(Instructions for the task): Across the entries that follow, count each line holding "Contact" and state the total alone.

——————

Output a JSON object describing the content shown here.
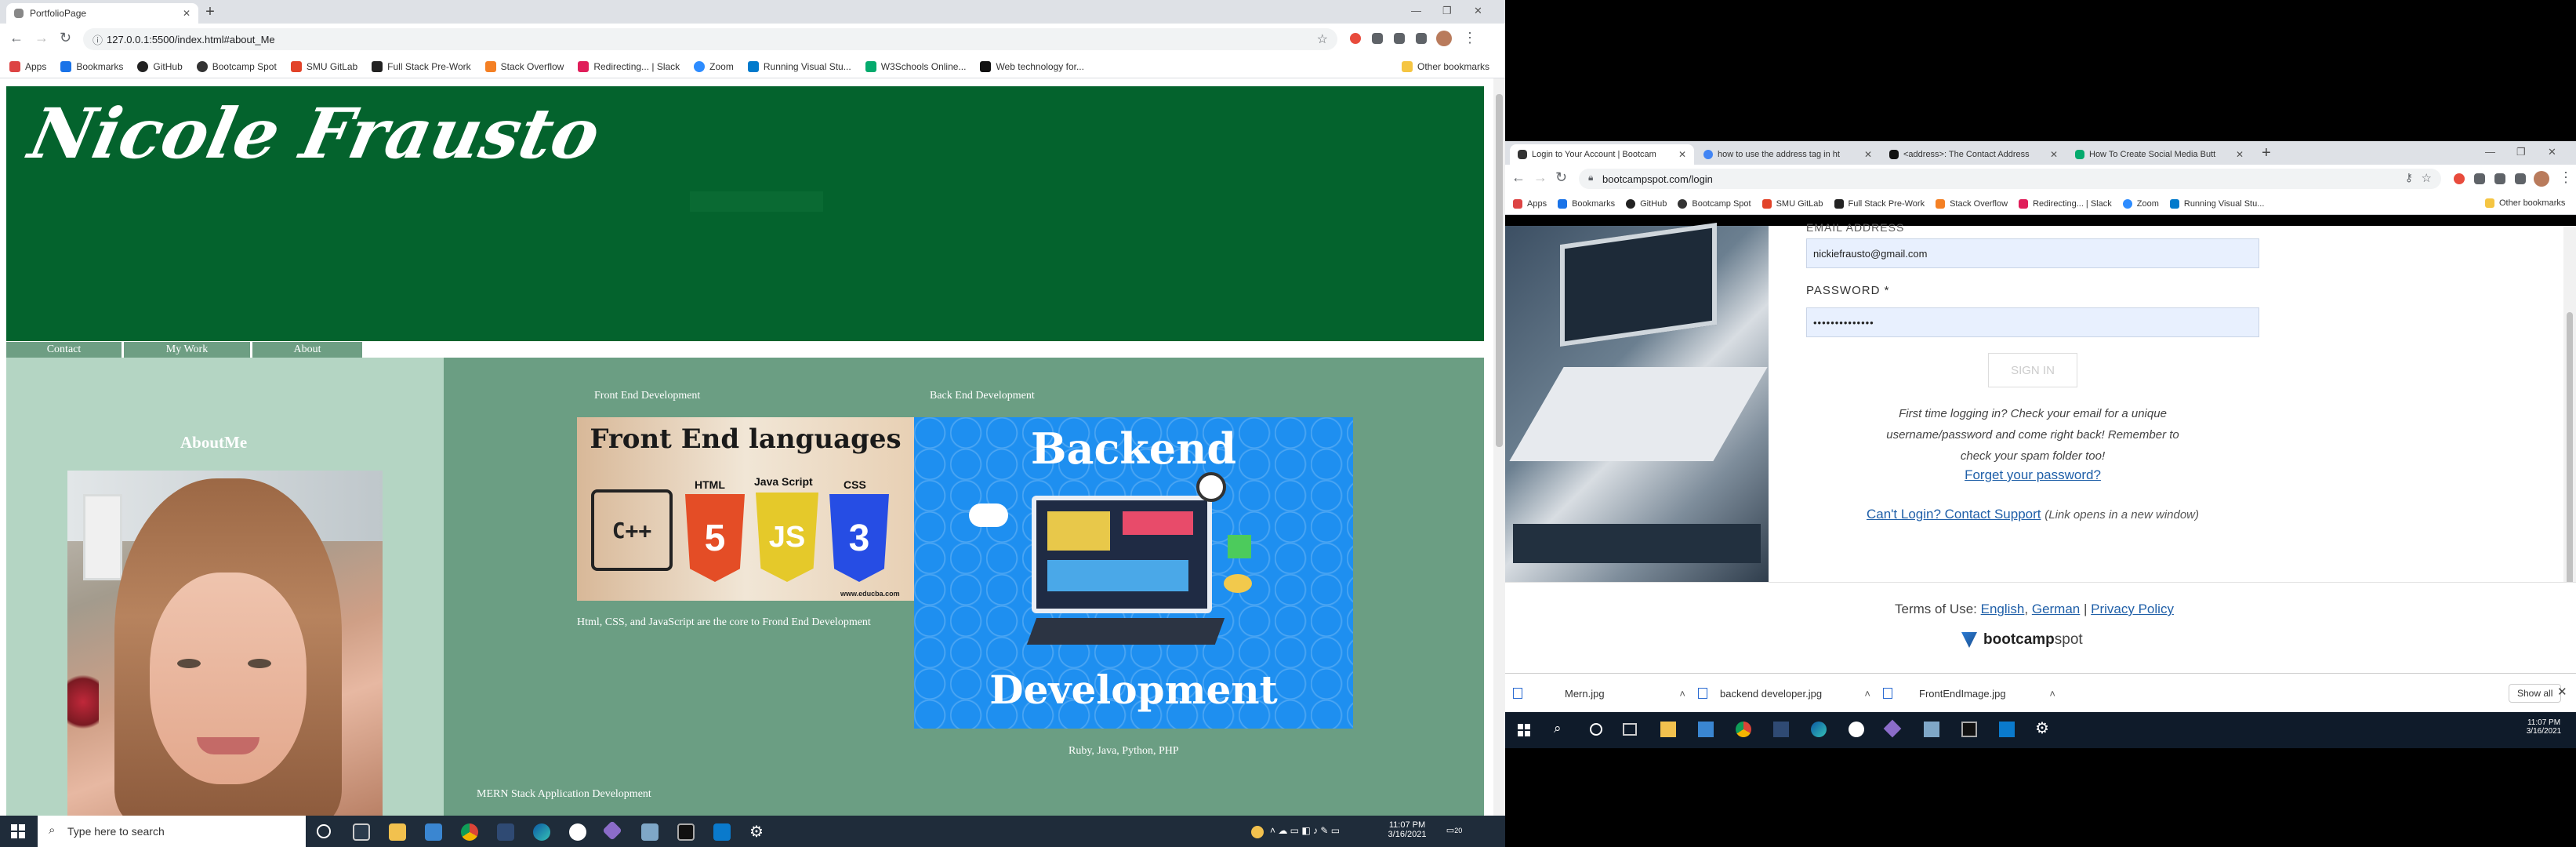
{
  "left_browser": {
    "tab_title": "PortfolioPage",
    "url": "127.0.0.1:5500/index.html#about_Me",
    "bookmarks": [
      "Apps",
      "Bookmarks",
      "GitHub",
      "Bootcamp Spot",
      "SMU GitLab",
      "Full Stack Pre-Work",
      "Stack Overflow",
      "Redirecting... | Slack",
      "Zoom",
      "Running Visual Stu...",
      "W3Schools Online...",
      "Web technology for..."
    ],
    "other_bookmarks": "Other bookmarks"
  },
  "portfolio": {
    "name": "Nicole Frausto",
    "nav": [
      "Contact",
      "My Work",
      "About"
    ],
    "about_heading": "AboutMe",
    "front_label": "Front End Development",
    "back_label": "Back End Development",
    "front_image_title": "Front End languages",
    "front_image_langs": [
      "HTML",
      "Java Script",
      "CSS"
    ],
    "front_image_cpp": "C++",
    "front_image_site": "www.educba.com",
    "front_caption": "Html, CSS, and JavaScript are the core to Frond End Development",
    "back_image_title_top": "Backend",
    "back_image_title_bottom": "Development",
    "back_caption": "Ruby, Java, Python, PHP",
    "mern_label": "MERN Stack Application Development"
  },
  "left_taskbar": {
    "search_placeholder": "Type here to search",
    "time": "11:07 PM",
    "date": "3/16/2021",
    "notif_count": "20"
  },
  "right_browser": {
    "tabs": [
      "Login to Your Account | Bootcam",
      "how to use the address tag in ht",
      "<address>: The Contact Address",
      "How To Create Social Media Butt"
    ],
    "url": "bootcampspot.com/login",
    "bookmarks": [
      "Apps",
      "Bookmarks",
      "GitHub",
      "Bootcamp Spot",
      "SMU GitLab",
      "Full Stack Pre-Work",
      "Stack Overflow",
      "Redirecting... | Slack",
      "Zoom",
      "Running Visual Stu..."
    ],
    "other_bookmarks": "Other bookmarks"
  },
  "login": {
    "email_label_partial": "EMAIL ADDRESS",
    "email_value": "nickiefrausto@gmail.com",
    "password_label": "PASSWORD *",
    "password_value": "••••••••••••••",
    "sign_in": "SIGN IN",
    "first_time_line1": "First time logging in? Check your email for a unique",
    "first_time_line2": "username/password and come right back! Remember to",
    "first_time_line3": "check your spam folder too!",
    "forgot": "Forget your password?",
    "cant_login": "Can't Login? Contact Support",
    "new_window": "(Link opens in a new window)",
    "terms_prefix": "Terms of Use:",
    "terms_english": "English",
    "terms_german": "German",
    "privacy": "Privacy Policy",
    "brand_bold": "bootcamp",
    "brand_light": "spot"
  },
  "downloads": {
    "items": [
      "Mern.jpg",
      "backend developer.jpg",
      "FrontEndImage.jpg"
    ],
    "show_all": "Show all"
  },
  "right_taskbar": {
    "time": "11:07 PM",
    "date": "3/16/2021"
  }
}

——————

(Solution to this problem): 3